- [What the exercise asks]:
Reproduce all of the data that follows, character for character.

- [Data provided]:
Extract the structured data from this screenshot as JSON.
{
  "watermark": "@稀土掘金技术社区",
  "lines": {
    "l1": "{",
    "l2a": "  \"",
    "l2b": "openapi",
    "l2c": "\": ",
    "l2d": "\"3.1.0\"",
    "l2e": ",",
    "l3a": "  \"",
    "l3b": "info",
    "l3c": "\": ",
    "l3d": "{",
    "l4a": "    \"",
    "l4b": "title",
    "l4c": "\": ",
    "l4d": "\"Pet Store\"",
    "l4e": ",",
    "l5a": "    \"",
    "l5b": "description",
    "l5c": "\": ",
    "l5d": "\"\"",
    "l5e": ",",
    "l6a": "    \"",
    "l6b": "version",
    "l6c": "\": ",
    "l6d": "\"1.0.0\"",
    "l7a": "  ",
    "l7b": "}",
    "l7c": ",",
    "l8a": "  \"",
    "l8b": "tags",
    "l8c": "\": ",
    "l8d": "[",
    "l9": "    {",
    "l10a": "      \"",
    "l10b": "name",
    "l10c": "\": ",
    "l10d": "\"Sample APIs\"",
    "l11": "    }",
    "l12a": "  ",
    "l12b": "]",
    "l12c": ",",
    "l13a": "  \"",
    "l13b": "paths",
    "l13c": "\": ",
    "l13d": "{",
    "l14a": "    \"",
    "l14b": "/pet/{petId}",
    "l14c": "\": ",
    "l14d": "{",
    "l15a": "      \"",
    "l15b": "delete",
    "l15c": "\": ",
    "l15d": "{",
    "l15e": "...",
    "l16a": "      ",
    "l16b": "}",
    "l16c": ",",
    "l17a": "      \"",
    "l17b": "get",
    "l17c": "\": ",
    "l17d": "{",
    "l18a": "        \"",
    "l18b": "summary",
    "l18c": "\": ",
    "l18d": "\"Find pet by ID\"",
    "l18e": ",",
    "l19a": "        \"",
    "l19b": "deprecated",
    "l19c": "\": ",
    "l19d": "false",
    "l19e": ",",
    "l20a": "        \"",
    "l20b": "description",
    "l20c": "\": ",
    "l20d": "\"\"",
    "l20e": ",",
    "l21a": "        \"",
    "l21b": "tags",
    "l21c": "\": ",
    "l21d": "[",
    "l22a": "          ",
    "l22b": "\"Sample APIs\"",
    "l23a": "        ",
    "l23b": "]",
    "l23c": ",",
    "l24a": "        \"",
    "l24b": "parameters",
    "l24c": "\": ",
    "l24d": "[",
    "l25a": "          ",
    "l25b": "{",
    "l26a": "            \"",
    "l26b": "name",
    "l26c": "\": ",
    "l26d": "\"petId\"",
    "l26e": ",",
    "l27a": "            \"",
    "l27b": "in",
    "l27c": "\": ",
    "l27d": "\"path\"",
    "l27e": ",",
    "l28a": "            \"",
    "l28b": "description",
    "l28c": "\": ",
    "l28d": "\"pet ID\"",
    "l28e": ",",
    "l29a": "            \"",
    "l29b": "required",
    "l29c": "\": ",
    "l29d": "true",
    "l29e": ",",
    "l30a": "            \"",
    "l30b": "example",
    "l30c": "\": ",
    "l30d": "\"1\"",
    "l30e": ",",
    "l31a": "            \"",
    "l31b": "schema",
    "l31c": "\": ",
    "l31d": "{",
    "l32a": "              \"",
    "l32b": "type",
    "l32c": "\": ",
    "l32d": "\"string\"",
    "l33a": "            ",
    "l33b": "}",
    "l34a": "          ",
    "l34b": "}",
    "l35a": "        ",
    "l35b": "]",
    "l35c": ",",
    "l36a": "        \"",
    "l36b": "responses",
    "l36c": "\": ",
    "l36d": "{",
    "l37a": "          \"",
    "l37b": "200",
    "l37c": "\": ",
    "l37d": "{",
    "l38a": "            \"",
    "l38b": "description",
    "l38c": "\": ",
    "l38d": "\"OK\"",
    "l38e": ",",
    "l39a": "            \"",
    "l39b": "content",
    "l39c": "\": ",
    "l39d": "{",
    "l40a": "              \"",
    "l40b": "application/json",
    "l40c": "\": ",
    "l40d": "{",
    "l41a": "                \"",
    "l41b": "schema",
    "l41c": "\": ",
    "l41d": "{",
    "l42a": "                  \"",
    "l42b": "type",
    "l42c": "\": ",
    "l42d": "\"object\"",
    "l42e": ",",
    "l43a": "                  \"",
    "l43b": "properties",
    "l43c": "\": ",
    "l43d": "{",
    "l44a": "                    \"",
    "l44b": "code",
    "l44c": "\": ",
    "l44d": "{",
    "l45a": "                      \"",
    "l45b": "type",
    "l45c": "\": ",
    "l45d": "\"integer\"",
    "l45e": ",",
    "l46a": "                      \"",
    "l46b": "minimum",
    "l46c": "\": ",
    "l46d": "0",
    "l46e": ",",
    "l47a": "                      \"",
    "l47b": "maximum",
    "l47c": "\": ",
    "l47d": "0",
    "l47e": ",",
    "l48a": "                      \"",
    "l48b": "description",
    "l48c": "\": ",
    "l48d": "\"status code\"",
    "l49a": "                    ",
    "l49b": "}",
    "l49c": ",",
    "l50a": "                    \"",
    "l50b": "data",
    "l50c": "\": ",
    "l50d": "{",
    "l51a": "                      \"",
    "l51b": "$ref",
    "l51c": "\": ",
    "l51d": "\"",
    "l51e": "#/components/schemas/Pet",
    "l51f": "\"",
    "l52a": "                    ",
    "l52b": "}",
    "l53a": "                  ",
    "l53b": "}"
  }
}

- [The completed task]:
Extract the structured data from this screenshot as JSON.
{
  "watermark": "@稀土掘金技术社区",
  "lines": {
    "l1": "{",
    "l2a": "  \"",
    "l2b": "openapi",
    "l2c": "\": ",
    "l2d": "\"3.1.0\"",
    "l2e": ",",
    "l3a": "  \"",
    "l3b": "info",
    "l3c": "\": ",
    "l3d": "{",
    "l4a": "    \"",
    "l4b": "title",
    "l4c": "\": ",
    "l4d": "\"Pet Store\"",
    "l4e": ",",
    "l5a": "    \"",
    "l5b": "description",
    "l5c": "\": ",
    "l5d": "\"\"",
    "l5e": ",",
    "l6a": "    \"",
    "l6b": "version",
    "l6c": "\": ",
    "l6d": "\"1.0.0\"",
    "l7a": "  ",
    "l7b": "}",
    "l7c": ",",
    "l8a": "  \"",
    "l8b": "tags",
    "l8c": "\": ",
    "l8d": "[",
    "l9": "    {",
    "l10a": "      \"",
    "l10b": "name",
    "l10c": "\": ",
    "l10d": "\"Sample APIs\"",
    "l11": "    }",
    "l12a": "  ",
    "l12b": "]",
    "l12c": ",",
    "l13a": "  \"",
    "l13b": "paths",
    "l13c": "\": ",
    "l13d": "{",
    "l14a": "    \"",
    "l14b": "/pet/{petId}",
    "l14c": "\": ",
    "l14d": "{",
    "l15a": "      \"",
    "l15b": "delete",
    "l15c": "\": ",
    "l15d": "{",
    "l15e": "...",
    "l16a": "      ",
    "l16b": "}",
    "l16c": ",",
    "l17a": "      \"",
    "l17b": "get",
    "l17c": "\": ",
    "l17d": "{",
    "l18a": "        \"",
    "l18b": "summary",
    "l18c": "\": ",
    "l18d": "\"Find pet by ID\"",
    "l18e": ",",
    "l19a": "        \"",
    "l19b": "deprecated",
    "l19c": "\": ",
    "l19d": "false",
    "l19e": ",",
    "l20a": "        \"",
    "l20b": "description",
    "l20c": "\": ",
    "l20d": "\"\"",
    "l20e": ",",
    "l21a": "        \"",
    "l21b": "tags",
    "l21c": "\": ",
    "l21d": "[",
    "l22a": "          ",
    "l22b": "\"Sample APIs\"",
    "l23a": "        ",
    "l23b": "]",
    "l23c": ",",
    "l24a": "        \"",
    "l24b": "parameters",
    "l24c": "\": ",
    "l24d": "[",
    "l25a": "          ",
    "l25b": "{",
    "l26a": "            \"",
    "l26b": "name",
    "l26c": "\": ",
    "l26d": "\"petId\"",
    "l26e": ",",
    "l27a": "            \"",
    "l27b": "in",
    "l27c": "\": ",
    "l27d": "\"path\"",
    "l27e": ",",
    "l28a": "            \"",
    "l28b": "description",
    "l28c": "\": ",
    "l28d": "\"pet ID\"",
    "l28e": ",",
    "l29a": "            \"",
    "l29b": "required",
    "l29c": "\": ",
    "l29d": "true",
    "l29e": ",",
    "l30a": "            \"",
    "l30b": "example",
    "l30c": "\": ",
    "l30d": "\"1\"",
    "l30e": ",",
    "l31a": "            \"",
    "l31b": "schema",
    "l31c": "\": ",
    "l31d": "{",
    "l32a": "              \"",
    "l32b": "type",
    "l32c": "\": ",
    "l32d": "\"string\"",
    "l33a": "            ",
    "l33b": "}",
    "l34a": "          ",
    "l34b": "}",
    "l35a": "        ",
    "l35b": "]",
    "l35c": ",",
    "l36a": "        \"",
    "l36b": "responses",
    "l36c": "\": ",
    "l36d": "{",
    "l37a": "          \"",
    "l37b": "200",
    "l37c": "\": ",
    "l37d": "{",
    "l38a": "            \"",
    "l38b": "description",
    "l38c": "\": ",
    "l38d": "\"OK\"",
    "l38e": ",",
    "l39a": "            \"",
    "l39b": "content",
    "l39c": "\": ",
    "l39d": "{",
    "l40a": "              \"",
    "l40b": "application/json",
    "l40c": "\": ",
    "l40d": "{",
    "l41a": "                \"",
    "l41b": "schema",
    "l41c": "\": ",
    "l41d": "{",
    "l42a": "                  \"",
    "l42b": "type",
    "l42c": "\": ",
    "l42d": "\"object\"",
    "l42e": ",",
    "l43a": "                  \"",
    "l43b": "properties",
    "l43c": "\": ",
    "l43d": "{",
    "l44a": "                    \"",
    "l44b": "code",
    "l44c": "\": ",
    "l44d": "{",
    "l45a": "                      \"",
    "l45b": "type",
    "l45c": "\": ",
    "l45d": "\"integer\"",
    "l45e": ",",
    "l46a": "                      \"",
    "l46b": "minimum",
    "l46c": "\": ",
    "l46d": "0",
    "l46e": ",",
    "l47a": "                      \"",
    "l47b": "maximum",
    "l47c": "\": ",
    "l47d": "0",
    "l47e": ",",
    "l48a": "                      \"",
    "l48b": "description",
    "l48c": "\": ",
    "l48d": "\"status code\"",
    "l49a": "                    ",
    "l49b": "}",
    "l49c": ",",
    "l50a": "                    \"",
    "l50b": "data",
    "l50c": "\": ",
    "l50d": "{",
    "l51a": "                      \"",
    "l51b": "$ref",
    "l51c": "\": ",
    "l51d": "\"",
    "l51e": "#/components/schemas/Pet",
    "l51f": "\"",
    "l52a": "                    ",
    "l52b": "}",
    "l53a": "                  ",
    "l53b": "}"
  }
}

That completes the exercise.